I’m very excited to have Geri Walton as our guest blogger today. Geri is an accomplished history author specializing in an era that corresponds to the English Georgian Era (more on that later). Her blog title concerns a woman who led an extraordinary life and was witness to some of the world’s leading events. It is also about a woman whose passion for her husband likely resulted in her untimely demise. Her subject, the surrounding events, and Picpus Cemetery occupied several pages of my two-volume series on the French Revolution (Where Did They Put the Guillotine? A Walking Tour of Revolutionary Paris). Lafayette lived a long life and frankly, I’m amazed he never lost his head during the Revolution. Neither side (monarchy or revolutionaries) really liked him. Geri mentions Picpus Cemetery in her opening paragraph. It is my favorite Paris cemetery and only one of two privately owned cemeteries located in the city.

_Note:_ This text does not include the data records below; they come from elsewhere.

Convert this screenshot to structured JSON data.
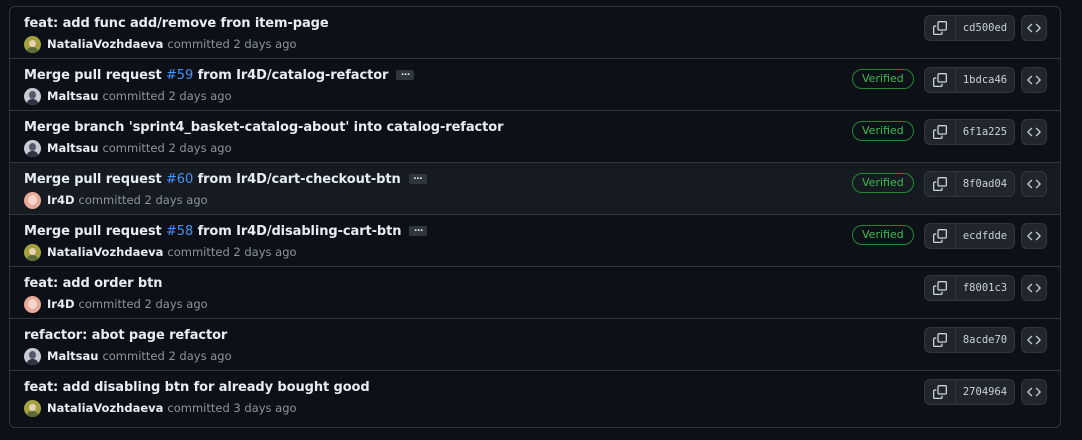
{
  "commits": [
    {
      "title": "feat: add func add/remove fron item-page",
      "author": "NataliaVozhdaeva",
      "avatar": "avatar-natalia",
      "committed": "committed 2 days ago",
      "verified": "",
      "sha": "cd500ed"
    },
    {
      "title_pre": "Merge pull request ",
      "pr": "#59",
      "title_post": " from Ir4D/catalog-refactor",
      "author": "Maltsau",
      "avatar": "avatar-maltsau",
      "committed": "committed 2 days ago",
      "verified": "Verified",
      "sha": "1bdca46"
    },
    {
      "title": "Merge branch 'sprint4_basket-catalog-about' into catalog-refactor",
      "author": "Maltsau",
      "avatar": "avatar-maltsau",
      "committed": "committed 2 days ago",
      "verified": "Verified",
      "sha": "6f1a225"
    },
    {
      "title_pre": "Merge pull request ",
      "pr": "#60",
      "title_post": " from Ir4D/cart-checkout-btn",
      "author": "Ir4D",
      "avatar": "avatar-ir4d",
      "committed": "committed 2 days ago",
      "verified": "Verified",
      "sha": "8f0ad04"
    },
    {
      "title_pre": "Merge pull request ",
      "pr": "#58",
      "title_post": " from Ir4D/disabling-cart-btn",
      "author": "NataliaVozhdaeva",
      "avatar": "avatar-natalia",
      "committed": "committed 2 days ago",
      "verified": "Verified",
      "sha": "ecdfdde"
    },
    {
      "title": "feat: add order btn",
      "author": "Ir4D",
      "avatar": "avatar-ir4d",
      "committed": "committed 2 days ago",
      "verified": "",
      "sha": "f8001c3"
    },
    {
      "title": "refactor: abot page refactor",
      "author": "Maltsau",
      "avatar": "avatar-maltsau",
      "committed": "committed 2 days ago",
      "verified": "",
      "sha": "8acde70"
    },
    {
      "title": "feat: add disabling btn for already bought good",
      "author": "NataliaVozhdaeva",
      "avatar": "avatar-natalia",
      "committed": "committed 3 days ago",
      "verified": "",
      "sha": "2704964"
    }
  ],
  "ellipsis_label": "…",
  "icons": {
    "copy": "copy-icon",
    "browse": "code-icon"
  },
  "colors": {
    "background": "#0d1117",
    "border": "#30363d",
    "link": "#4493f8",
    "verified": "#3fb950"
  }
}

Meet Adrienne de Noailles and Her Family

Presumed portrait of the Marquise de Lafayette. Oil painting by anonymous (c. 1790). National Museum of Women in the Arts. PD-100+ Wikimedia Commons.
Presumed portrait of the Marquise de Lafayette. Oil painting by anonymous (c. 1790). National Museum of Women in the Arts. PD-100+ Wikimedia Commons.

One of the most interesting people buried at France’s Picpus Cemetery is Adrienne de Noailles (1759–1807), wife of the famous American Revolutionary War hero known simply as Lafayette (1757–1834). Adrienne was 14 years old when she married him. She was introduced to Lafayette through her father, a French nobleman named Jean de Noailles, Duke of Ayen.

Adrienne’s mother was Henriette Anne Louise d’Aguesseau. Henriette’s father sent her to a convent to be educated because her mother died shortly after she was born. At the convent, Henriette enjoyed reading and gardening and acquired superb mothering skills that resulted in her devoting her life to the betterment of Adrienne and her other children.

When Adrienne was not under the care of her loving mother, she and her older sister, Anne Jeanne Baptiste Louise (known as Louise), were instructed by a governess named Mademoiselle Marin. They studied geography, grammar, history and learned the “Catéchisme de Montpellier” by rote. Marin was “a little person, dry, thin, blond, pinched, susceptible, devoted to her duties and fulfilling them admirably” and doing so despite Louise and Adrienne’s constant teasing. Read More Adrienne de Noailles: Wife of Lafayette